If you are taking an extended trip out of the country, you might want to think about empowering someone to be able to make important decisions about your estate while you are gone. When the time comes that you are not of sound mind and cannot make reasonable decisions for yourself and your wellbeing, you need to have already signed a form designating someone you trust as able to make decisions about your end-of-life care. This legal authority you are giving someone else is called power of attorney. 

Power of attorney simply means you have given (as the principal) or been given the authority (as the agent) to take certain actions on behalf of another individual. It is a legal document, and there are two types: healthcare and financial. It is a good idea to create a separate, distinct form for each kind. 

When does Power of Attorney Become Durable?

To become durable, the power of attorney document needs to lay out that the authority to make actions continues when the principal becomes incapacitated. This incapacitation happens when someone falls into a coma, slips further into dementia, and other medical events. By nature, a healthcare power of attorney is automatically durable.

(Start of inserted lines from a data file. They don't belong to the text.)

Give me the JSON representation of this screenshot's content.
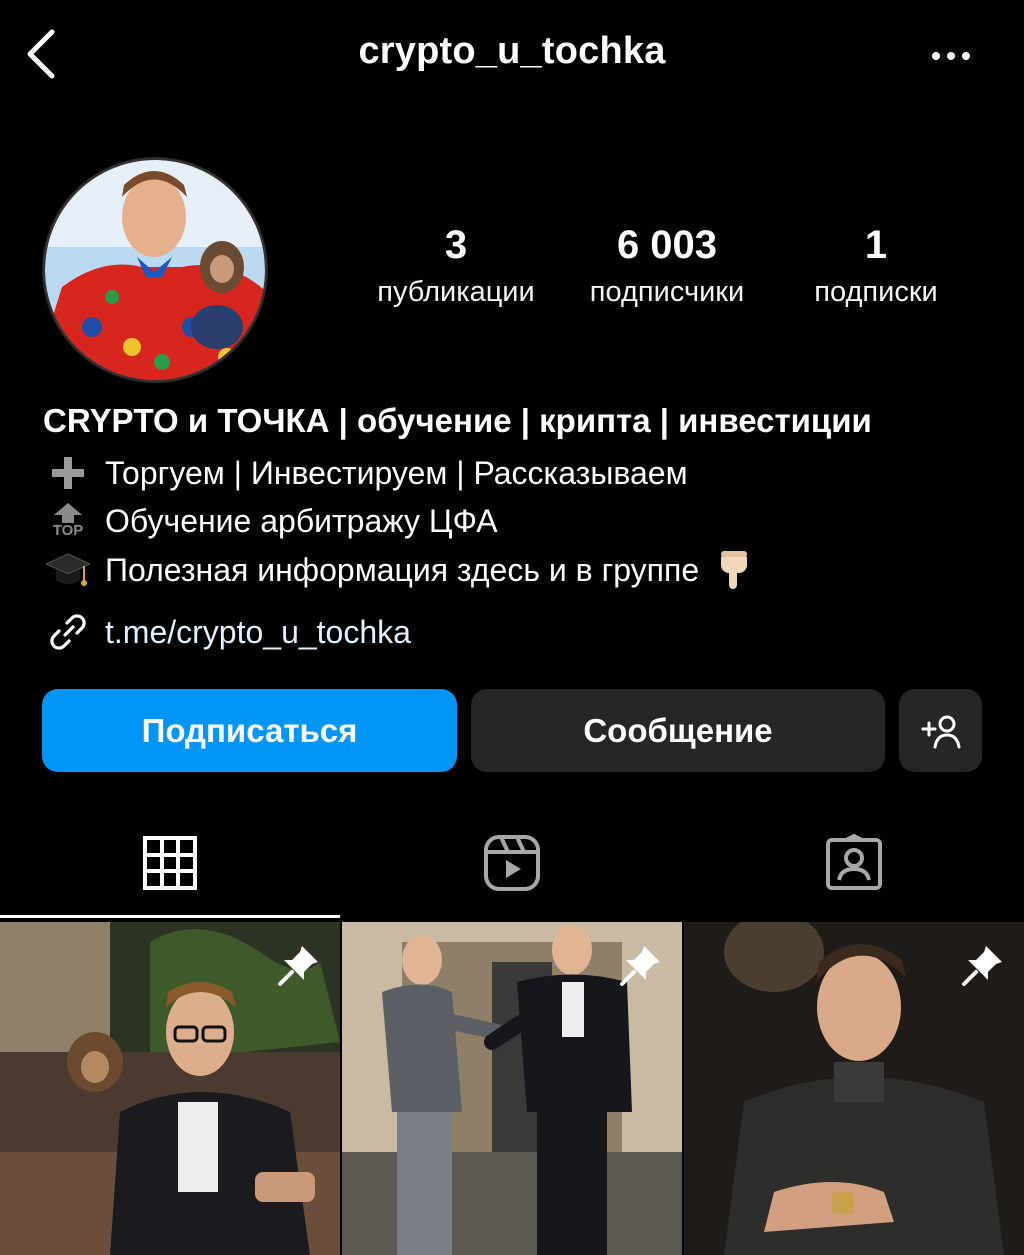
{
  "header": {
    "username": "crypto_u_tochka"
  },
  "stats": {
    "posts_count": "3",
    "posts_label": "публикации",
    "followers_count": "6 003",
    "followers_label": "подписчики",
    "following_count": "1",
    "following_label": "подписки"
  },
  "bio": {
    "display_name": "CRYPTO и ТОЧКА | обучение | крипта | инвестиции",
    "line1_text": "Торгуем | Инвестируем | Рассказываем",
    "line2_text": "Обучение арбитражу ЦФА",
    "line3_text": "Полезная информация здесь и в группе",
    "top_badge": "TOP",
    "link": "t.me/crypto_u_tochka"
  },
  "actions": {
    "follow_label": "Подписаться",
    "message_label": "Сообщение",
    "add_user_label": "+"
  },
  "colors": {
    "background": "#000000",
    "primary_button": "#0095f6",
    "secondary_button": "#262626"
  },
  "tabs": [
    "grid-icon",
    "reels-icon",
    "tagged-icon"
  ],
  "posts": [
    {
      "pinned": true
    },
    {
      "pinned": true
    },
    {
      "pinned": true
    }
  ]
}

Medical power of attorney is referred to by different names in different states, including an advance directive, a health care surrogate, and other designations.

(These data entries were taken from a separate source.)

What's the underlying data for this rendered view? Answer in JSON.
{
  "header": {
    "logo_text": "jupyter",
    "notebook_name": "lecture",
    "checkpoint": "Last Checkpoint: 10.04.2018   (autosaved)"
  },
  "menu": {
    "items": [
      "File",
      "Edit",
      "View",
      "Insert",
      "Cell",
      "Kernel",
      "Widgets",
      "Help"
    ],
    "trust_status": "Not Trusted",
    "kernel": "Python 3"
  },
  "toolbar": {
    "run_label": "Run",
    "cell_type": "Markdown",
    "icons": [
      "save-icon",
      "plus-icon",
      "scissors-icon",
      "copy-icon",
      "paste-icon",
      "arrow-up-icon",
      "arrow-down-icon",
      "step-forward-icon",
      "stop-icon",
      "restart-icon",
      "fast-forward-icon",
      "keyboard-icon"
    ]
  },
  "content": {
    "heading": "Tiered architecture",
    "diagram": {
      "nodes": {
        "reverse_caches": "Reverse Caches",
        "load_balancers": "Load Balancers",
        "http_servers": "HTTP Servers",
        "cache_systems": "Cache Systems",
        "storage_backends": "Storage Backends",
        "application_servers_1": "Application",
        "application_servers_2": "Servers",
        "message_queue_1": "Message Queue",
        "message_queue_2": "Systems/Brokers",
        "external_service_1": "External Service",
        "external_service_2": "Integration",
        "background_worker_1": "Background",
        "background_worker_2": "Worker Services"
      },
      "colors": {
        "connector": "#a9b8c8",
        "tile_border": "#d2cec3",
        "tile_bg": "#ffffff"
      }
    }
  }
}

A financial power of attorney, however, is not, which means you will need to ensure it is designated as such when you sign it. The agent with financial power of attorney will If you do not make it durable, then it will expire upon your incapacitation. That will lead to court proceedings, which can be difficult on your family.

How do Durable Powers of Attorney Work?

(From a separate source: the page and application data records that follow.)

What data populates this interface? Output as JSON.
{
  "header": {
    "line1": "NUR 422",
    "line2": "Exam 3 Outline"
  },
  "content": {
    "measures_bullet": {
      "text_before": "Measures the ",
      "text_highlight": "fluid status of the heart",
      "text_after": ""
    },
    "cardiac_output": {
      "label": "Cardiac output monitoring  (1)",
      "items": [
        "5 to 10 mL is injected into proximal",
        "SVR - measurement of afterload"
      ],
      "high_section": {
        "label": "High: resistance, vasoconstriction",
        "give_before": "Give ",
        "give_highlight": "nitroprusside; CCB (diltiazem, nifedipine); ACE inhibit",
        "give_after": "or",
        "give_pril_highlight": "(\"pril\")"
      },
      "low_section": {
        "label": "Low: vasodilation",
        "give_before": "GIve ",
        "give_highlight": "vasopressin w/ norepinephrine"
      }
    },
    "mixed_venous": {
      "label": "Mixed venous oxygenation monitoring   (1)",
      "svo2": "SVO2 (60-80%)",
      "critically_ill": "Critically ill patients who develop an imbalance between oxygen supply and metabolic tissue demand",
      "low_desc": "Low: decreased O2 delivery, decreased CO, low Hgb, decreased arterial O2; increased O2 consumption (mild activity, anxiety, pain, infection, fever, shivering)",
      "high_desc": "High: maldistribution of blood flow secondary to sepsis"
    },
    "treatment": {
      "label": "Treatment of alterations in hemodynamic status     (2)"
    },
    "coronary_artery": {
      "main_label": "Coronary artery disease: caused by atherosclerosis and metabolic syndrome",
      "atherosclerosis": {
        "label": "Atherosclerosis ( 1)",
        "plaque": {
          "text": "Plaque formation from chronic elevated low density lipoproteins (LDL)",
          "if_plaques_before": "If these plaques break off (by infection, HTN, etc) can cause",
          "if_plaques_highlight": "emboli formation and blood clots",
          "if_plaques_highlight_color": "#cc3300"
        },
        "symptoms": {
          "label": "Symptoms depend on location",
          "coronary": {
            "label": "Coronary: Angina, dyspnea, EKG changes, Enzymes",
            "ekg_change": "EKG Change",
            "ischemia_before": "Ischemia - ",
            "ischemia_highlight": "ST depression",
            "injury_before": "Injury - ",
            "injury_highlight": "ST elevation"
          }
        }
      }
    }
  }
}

To initiate a power of attorney, the principal and the agent must be of sound mind when entering into the agreement. After you sign a durable power of attorney, it can either go into effect when it is signed or when the principal becomes incapacitated. You and your attorney should make sure the language in the form explicitly states the situation in which the power of attorney becomes applicable. However, signing a power of attorney does not take away the principal’s ability to make financial or medical decisions as long as the principal is not incapacitated.

Conclusion

Estate planning can be a complex issue, and it is best not to wait to get your affairs in order. If you do not, you run the risk of a long and painful time in court for your family. To get things settled, call us at (334) 203-7521.